Over the past few months, I’ve had the privilege of working with several churches that are interested in developing intergenerational mentoring connections in their congregation. While each situation is unique, there are some common themes that emerge in these conversations. Over my next two posts, I’ll deal with two of them specifically: the first will focus on a perspective that might be helpful at the beginning stages of a mentoring relationship, and the last will deal with the idea of posture.
So, what does perspective have to do with mentoring? For many of us, we may be hesitant to begin meeting with a student or emerging adult unless we have a clear idea of what it looks like to be a “successful” mentor. Or we may begin a mentoring connection with someone only to lose momentum if we find our initial conversations to be challenging or even awkward. In doing so, we are experiencing the impact our personal perspective can have on our ability to connect with a younger person. From an “older” person’s point of view, a challenging or awkward beginning to intergenerational connection might be viewed as evidence that they aren’t equipped to be the perfect mentor to an emerging adult.
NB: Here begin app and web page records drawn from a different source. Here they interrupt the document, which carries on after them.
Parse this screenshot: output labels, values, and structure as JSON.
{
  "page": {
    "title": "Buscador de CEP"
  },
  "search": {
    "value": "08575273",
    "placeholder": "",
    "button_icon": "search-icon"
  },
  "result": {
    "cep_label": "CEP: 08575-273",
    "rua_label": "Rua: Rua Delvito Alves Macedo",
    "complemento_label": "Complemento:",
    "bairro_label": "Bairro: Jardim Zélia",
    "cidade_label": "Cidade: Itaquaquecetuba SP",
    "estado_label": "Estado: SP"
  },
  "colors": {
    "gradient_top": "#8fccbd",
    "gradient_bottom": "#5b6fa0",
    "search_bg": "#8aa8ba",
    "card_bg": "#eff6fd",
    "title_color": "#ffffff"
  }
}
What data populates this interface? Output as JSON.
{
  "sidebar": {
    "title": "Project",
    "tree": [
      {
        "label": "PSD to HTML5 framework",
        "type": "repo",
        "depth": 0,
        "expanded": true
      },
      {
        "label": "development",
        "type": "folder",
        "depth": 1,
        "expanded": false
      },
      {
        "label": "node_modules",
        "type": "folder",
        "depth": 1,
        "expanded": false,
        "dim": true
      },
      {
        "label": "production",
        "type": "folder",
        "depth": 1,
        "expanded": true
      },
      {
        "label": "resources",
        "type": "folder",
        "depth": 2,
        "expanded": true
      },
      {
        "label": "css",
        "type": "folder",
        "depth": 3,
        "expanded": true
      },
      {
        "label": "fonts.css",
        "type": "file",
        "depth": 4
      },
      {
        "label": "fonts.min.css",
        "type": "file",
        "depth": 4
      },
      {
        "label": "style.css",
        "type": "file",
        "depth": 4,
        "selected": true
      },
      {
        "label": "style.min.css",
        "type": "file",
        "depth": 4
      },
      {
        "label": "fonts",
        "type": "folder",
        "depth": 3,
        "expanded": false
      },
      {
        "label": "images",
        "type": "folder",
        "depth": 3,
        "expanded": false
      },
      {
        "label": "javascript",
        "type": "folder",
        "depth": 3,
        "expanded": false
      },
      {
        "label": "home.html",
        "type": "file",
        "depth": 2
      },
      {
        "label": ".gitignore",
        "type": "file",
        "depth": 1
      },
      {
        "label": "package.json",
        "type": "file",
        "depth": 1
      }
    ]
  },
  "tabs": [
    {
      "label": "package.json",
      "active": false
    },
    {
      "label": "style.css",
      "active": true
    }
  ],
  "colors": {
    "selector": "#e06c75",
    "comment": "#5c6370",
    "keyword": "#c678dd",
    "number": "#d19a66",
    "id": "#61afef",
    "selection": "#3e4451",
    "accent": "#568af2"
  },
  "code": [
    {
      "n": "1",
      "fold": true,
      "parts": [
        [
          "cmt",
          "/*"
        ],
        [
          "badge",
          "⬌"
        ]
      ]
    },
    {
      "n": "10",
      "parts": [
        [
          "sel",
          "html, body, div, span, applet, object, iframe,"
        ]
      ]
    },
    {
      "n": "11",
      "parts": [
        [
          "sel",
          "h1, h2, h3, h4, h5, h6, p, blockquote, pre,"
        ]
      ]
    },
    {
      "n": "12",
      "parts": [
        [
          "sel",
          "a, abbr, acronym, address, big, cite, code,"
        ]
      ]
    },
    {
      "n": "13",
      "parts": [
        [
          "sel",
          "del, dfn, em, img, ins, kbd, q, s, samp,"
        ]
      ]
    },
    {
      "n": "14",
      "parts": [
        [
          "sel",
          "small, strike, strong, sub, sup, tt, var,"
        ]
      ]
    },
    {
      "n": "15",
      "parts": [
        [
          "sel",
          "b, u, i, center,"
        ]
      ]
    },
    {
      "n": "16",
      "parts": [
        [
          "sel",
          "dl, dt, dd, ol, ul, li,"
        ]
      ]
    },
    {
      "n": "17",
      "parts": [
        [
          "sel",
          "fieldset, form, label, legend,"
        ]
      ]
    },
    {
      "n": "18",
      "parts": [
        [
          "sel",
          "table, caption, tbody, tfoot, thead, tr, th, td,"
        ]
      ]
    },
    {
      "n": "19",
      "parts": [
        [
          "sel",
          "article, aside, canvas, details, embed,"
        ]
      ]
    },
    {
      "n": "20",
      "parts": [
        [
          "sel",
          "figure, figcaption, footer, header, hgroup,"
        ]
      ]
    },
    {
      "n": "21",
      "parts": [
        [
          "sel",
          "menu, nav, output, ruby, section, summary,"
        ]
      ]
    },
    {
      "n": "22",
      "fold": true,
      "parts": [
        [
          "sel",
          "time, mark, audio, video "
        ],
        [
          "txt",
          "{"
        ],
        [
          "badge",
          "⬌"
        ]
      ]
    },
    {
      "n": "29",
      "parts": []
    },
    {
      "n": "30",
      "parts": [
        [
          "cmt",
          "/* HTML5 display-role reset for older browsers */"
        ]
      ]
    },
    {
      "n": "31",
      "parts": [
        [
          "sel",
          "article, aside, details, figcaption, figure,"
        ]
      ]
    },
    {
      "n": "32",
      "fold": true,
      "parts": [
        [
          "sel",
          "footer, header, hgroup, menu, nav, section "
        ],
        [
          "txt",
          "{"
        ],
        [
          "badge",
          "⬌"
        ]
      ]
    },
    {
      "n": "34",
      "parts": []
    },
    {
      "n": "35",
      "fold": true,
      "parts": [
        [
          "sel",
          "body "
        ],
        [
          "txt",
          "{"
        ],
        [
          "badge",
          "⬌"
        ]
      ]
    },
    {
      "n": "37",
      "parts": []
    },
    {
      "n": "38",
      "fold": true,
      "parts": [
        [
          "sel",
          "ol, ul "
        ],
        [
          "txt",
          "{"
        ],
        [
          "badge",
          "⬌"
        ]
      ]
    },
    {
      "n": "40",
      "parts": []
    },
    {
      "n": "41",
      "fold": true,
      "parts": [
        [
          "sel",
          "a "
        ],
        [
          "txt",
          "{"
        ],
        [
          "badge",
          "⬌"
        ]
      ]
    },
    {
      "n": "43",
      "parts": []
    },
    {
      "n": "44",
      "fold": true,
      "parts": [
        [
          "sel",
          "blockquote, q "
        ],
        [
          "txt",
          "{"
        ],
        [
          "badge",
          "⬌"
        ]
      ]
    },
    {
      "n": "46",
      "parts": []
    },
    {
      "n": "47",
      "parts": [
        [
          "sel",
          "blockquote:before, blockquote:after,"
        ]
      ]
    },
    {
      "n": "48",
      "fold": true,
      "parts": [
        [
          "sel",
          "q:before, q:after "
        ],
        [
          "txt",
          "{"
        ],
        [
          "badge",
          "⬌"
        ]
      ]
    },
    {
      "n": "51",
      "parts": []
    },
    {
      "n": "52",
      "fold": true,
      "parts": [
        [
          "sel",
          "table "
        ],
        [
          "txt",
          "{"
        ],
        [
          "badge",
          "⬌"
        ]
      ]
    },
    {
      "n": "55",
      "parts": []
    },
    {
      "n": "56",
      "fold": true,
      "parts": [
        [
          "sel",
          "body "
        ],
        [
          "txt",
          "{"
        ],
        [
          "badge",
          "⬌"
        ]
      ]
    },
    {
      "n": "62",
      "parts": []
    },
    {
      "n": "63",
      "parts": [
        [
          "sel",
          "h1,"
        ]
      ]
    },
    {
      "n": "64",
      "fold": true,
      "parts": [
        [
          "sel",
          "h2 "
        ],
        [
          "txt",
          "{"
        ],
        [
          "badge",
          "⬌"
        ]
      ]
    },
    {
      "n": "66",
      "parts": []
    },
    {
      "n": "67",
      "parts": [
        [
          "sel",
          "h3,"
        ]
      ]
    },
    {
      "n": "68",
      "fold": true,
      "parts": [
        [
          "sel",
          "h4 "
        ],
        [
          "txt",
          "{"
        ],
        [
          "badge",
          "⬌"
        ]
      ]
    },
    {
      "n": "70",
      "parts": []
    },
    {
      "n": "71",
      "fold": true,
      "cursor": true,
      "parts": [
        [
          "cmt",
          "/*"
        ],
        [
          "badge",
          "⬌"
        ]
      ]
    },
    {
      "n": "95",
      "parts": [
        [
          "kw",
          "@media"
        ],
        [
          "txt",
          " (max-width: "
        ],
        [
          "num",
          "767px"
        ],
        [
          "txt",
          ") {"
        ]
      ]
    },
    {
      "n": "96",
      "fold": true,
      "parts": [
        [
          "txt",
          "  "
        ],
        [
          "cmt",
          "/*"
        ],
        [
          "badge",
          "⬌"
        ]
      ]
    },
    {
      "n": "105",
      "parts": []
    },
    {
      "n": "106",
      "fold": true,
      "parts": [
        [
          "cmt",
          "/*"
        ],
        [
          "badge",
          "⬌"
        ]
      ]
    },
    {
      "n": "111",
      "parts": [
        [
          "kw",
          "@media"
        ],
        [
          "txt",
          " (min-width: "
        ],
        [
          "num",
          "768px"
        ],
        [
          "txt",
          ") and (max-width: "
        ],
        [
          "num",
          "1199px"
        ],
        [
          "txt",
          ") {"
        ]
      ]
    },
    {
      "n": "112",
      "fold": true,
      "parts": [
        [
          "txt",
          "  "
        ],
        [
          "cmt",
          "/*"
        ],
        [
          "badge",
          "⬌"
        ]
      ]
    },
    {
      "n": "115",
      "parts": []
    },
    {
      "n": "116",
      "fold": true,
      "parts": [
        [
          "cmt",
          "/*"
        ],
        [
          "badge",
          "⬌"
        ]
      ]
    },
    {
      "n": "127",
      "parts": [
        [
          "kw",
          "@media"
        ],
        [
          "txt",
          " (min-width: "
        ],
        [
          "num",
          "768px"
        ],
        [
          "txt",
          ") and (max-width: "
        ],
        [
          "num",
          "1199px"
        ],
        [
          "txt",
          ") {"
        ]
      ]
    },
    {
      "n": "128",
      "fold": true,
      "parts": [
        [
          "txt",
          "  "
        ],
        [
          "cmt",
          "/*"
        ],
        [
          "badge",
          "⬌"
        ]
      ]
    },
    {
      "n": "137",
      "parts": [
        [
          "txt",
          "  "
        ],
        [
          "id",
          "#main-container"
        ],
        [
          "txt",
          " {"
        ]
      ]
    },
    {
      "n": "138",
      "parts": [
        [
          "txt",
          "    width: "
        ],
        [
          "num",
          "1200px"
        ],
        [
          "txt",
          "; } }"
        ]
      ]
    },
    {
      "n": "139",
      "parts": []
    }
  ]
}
The good news however, is that young people aren’t looking for their mentors to be perfect, they are merely looking for them to be present in their lives. An older person who is able to shift their perspective to reflect this reality will find that students and emerging adults are simply seeking authentic relationship. All they are looking for is an older person who is committed to journey with them as they move into their next stage of life.